their progress.
Collaboration is the process of shared creation – not just the co-ordination of activities in which
you get to do this and I get to do that, and in two weeks we get together to match up the
pieces only to find out they don’t’ fit – and so begins the iteration process. Collaboration
means shared creation. It’s probably the most important process and the most important
relationship you have to manage if you want to innovate.
(Schrage, 1993).
In order to manage, and therefore innovate, we must make the processes involved explicit.
The act of creating a model encourages commitment and familiarises team members with
each other. Individuals can represent skills, and in doing so give greater understanding of their
value and the roles they perform. These are all ways a visual plan can accelerate a team’s
progress and act as a social ‘ice-breaking’ tool. Through the construction of a visual plan we
can demonstrate links and relationships and the framework they create. By doing so as a
team, interacting around a model, and involved in its construction it may be possible to create
a psychological change within the group, encouraging people to think out of the institutional
mindset and power structures, and therefore developing creative relationships with oneanother. Visual planning has been used extensively in the past, but not necessarily for the
creation of shared intellectual space.
Figures 4 & 5. First prototype model kit made by the author. Arrows denote progress of one aspect represented and the
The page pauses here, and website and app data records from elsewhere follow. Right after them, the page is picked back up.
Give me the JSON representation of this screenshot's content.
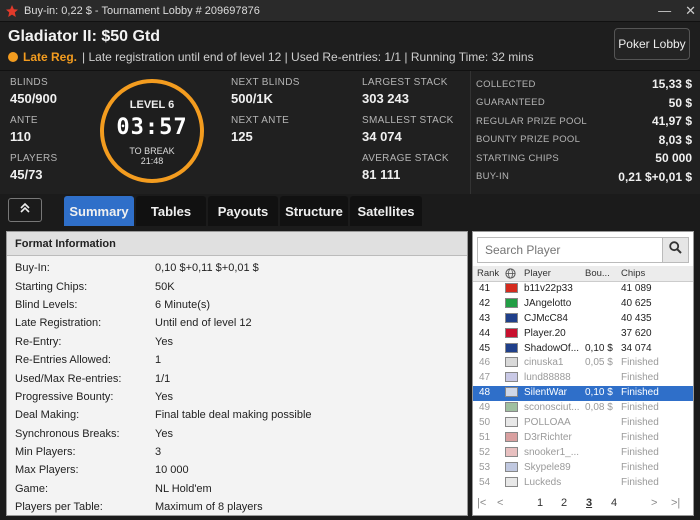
{
  "window": {
    "title": "Buy-in: 0,22 $ - Tournament Lobby # 209697876",
    "min": "—",
    "close": "✕"
  },
  "header": {
    "name": "Gladiator II: $50 Gtd",
    "late_label": "Late Reg.",
    "details": "| Late registration until end of level 12 | Used Re-entries: 1/1 | Running Time: 32 mins",
    "lobby_button": "Poker Lobby"
  },
  "stats": {
    "blinds_label": "BLINDS",
    "blinds": "450/900",
    "ante_label": "ANTE",
    "ante": "110",
    "players_label": "PLAYERS",
    "players": "45/73",
    "level": "LEVEL 6",
    "time": "03:57",
    "to_break_label": "TO BREAK",
    "to_break": "21:48",
    "next_blinds_label": "NEXT BLINDS",
    "next_blinds": "500/1K",
    "next_ante_label": "NEXT ANTE",
    "next_ante": "125",
    "largest_label": "LARGEST STACK",
    "largest": "303 243",
    "smallest_label": "SMALLEST STACK",
    "smallest": "34 074",
    "average_label": "AVERAGE STACK",
    "average": "81 111"
  },
  "prize": [
    {
      "label": "COLLECTED",
      "value": "15,33 $"
    },
    {
      "label": "GUARANTEED",
      "value": "50 $"
    },
    {
      "label": "REGULAR PRIZE POOL",
      "value": "41,97 $"
    },
    {
      "label": "BOUNTY PRIZE POOL",
      "value": "8,03 $"
    },
    {
      "label": "STARTING CHIPS",
      "value": "50 000"
    },
    {
      "label": "BUY-IN",
      "value": "0,21 $+0,01 $"
    }
  ],
  "tabs": [
    "Summary",
    "Tables",
    "Payouts",
    "Structure",
    "Satellites"
  ],
  "format": {
    "heading": "Format Information",
    "rows": [
      {
        "k": "Buy-In:",
        "v": "0,10 $+0,11 $+0,01 $"
      },
      {
        "k": "Starting Chips:",
        "v": "50K"
      },
      {
        "k": "Blind Levels:",
        "v": "6 Minute(s)"
      },
      {
        "k": "Late Registration:",
        "v": "Until end of level 12"
      },
      {
        "k": "Re-Entry:",
        "v": "Yes"
      },
      {
        "k": "Re-Entries Allowed:",
        "v": "1"
      },
      {
        "k": "Used/Max Re-entries:",
        "v": "1/1"
      },
      {
        "k": "Progressive Bounty:",
        "v": "Yes"
      },
      {
        "k": "Deal Making:",
        "v": "Final table deal making possible"
      },
      {
        "k": "Synchronous Breaks:",
        "v": "Yes"
      },
      {
        "k": "Min Players:",
        "v": "3"
      },
      {
        "k": "Max Players:",
        "v": "10 000"
      },
      {
        "k": "Game:",
        "v": "NL Hold'em"
      },
      {
        "k": "Players per Table:",
        "v": "Maximum of 8 players"
      }
    ]
  },
  "players": {
    "search_placeholder": "Search Player",
    "headers": {
      "rank": "Rank",
      "player": "Player",
      "bounty": "Bou...",
      "chips": "Chips"
    },
    "rows": [
      {
        "rank": "41",
        "name": "b11v22p33",
        "bounty": "",
        "chips": "41 089",
        "flag": "#d52b1e",
        "state": "active"
      },
      {
        "rank": "42",
        "name": "JAngelotto",
        "bounty": "",
        "chips": "40 625",
        "flag": "#229e45",
        "state": "active"
      },
      {
        "rank": "43",
        "name": "CJMcC84",
        "bounty": "",
        "chips": "40 435",
        "flag": "#1f3f8a",
        "state": "active"
      },
      {
        "rank": "44",
        "name": "Player.20",
        "bounty": "",
        "chips": "37 620",
        "flag": "#c8102e",
        "state": "active"
      },
      {
        "rank": "45",
        "name": "ShadowOf...",
        "bounty": "0,10 $",
        "chips": "34 074",
        "flag": "#1f3f8a",
        "state": "active"
      },
      {
        "rank": "46",
        "name": "cinuska1",
        "bounty": "0,05 $",
        "chips": "Finished",
        "flag": "#d9d9d9",
        "state": "finished"
      },
      {
        "rank": "47",
        "name": "lund88888",
        "bounty": "",
        "chips": "Finished",
        "flag": "#c9c9e6",
        "state": "finished"
      },
      {
        "rank": "48",
        "name": "SilentWar",
        "bounty": "0,10 $",
        "chips": "Finished",
        "flag": "#d0d8e8",
        "state": "selected"
      },
      {
        "rank": "49",
        "name": "sconosciut...",
        "bounty": "0,08 $",
        "chips": "Finished",
        "flag": "#9fbfa0",
        "state": "finished"
      },
      {
        "rank": "50",
        "name": "POLLOAA",
        "bounty": "",
        "chips": "Finished",
        "flag": "#e8e8e8",
        "state": "finished"
      },
      {
        "rank": "51",
        "name": "D3rRichter",
        "bounty": "",
        "chips": "Finished",
        "flag": "#d9a0a0",
        "state": "finished"
      },
      {
        "rank": "52",
        "name": "snooker1_...",
        "bounty": "",
        "chips": "Finished",
        "flag": "#e8c0c0",
        "state": "finished"
      },
      {
        "rank": "53",
        "name": "Skypele89",
        "bounty": "",
        "chips": "Finished",
        "flag": "#c0c8e0",
        "state": "finished"
      },
      {
        "rank": "54",
        "name": "Luckeds",
        "bounty": "",
        "chips": "Finished",
        "flag": "#e8e8e8",
        "state": "finished"
      }
    ],
    "pager": {
      "first": "|<",
      "prev": "<",
      "pages": [
        "1",
        "2",
        "3",
        "4"
      ],
      "current": "3",
      "next": ">",
      "last": ">|"
    }
  },
  "colors": {
    "accent": "#f39c1f",
    "tab_active": "#2f6fc9"
  }
}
connections with external factors necessary for the project.
It is the author’s intention to use a 3-D model kit to facilitate the creation of a representation
of a team project. It is hoped this will permit the formation of a visual matrix ‘in-the-round’,
providing a more intimate focus for those involved in it’s construction, not to mention greater
physical scope for aspects to be modelled. If it were to remain in a team workspace for the
duration of a project, re-enforcement of the common goal, and team identity may be achieved.
The illustration of a time-line in the model would help the team to gauge at what point in the
process we are situated, goals could be set and exit criteria relating to the Tuckman &Jensen
stage model (or any other model used) could be defined and illustrated. More importantly,
social barriers may be broken more quickly, accelerating the team towards the performance
phase, giving extra time for the team to ‘outperform’ or do something exceptional.
Alleman, Glen B. (2004) Forming, Storming, Norming, Performing, and Adjourning, Niwot, Colorado.
Brown, David R. (2000) Hugh Dubberly Super Modeller, AIGA Journal of Design for the Network
Davenport-Firth, David. (2000) Visual Planning: Designers and Clients as Co-conspirators. Design
Management Journal.
De Bono, Edward. (1985) Six Thinking Hats, Penguin Books Ltd, England.
Lawson, Bryan. (1999) How Designers Think, Oxford: Architectural Press.
Rickards, Tudor and Moger, Susan. (2000) Creative Leadership Processes in Project Team
Development: An Alternative to Tuckman’s Stage Model, British Journal of Management, Vol. 11.
Schrage, Michael. (2000) Serious Play: The Future of Prototyping and Prototyping the Future, Design
Management Journal.
Spence, R. Macmillan, S. Kirby, P. Interdisciplinary design in practice. London. Thomas Telford.
Tuckman, Bruce W. (1965) Developmental Sequence in Small Groups, Psychological Bulletin, Vol.63.
Ohri, Ashok. Organisation and Social Development Consultants Ltd, 8 Brighton Place, Edinburgh, EH15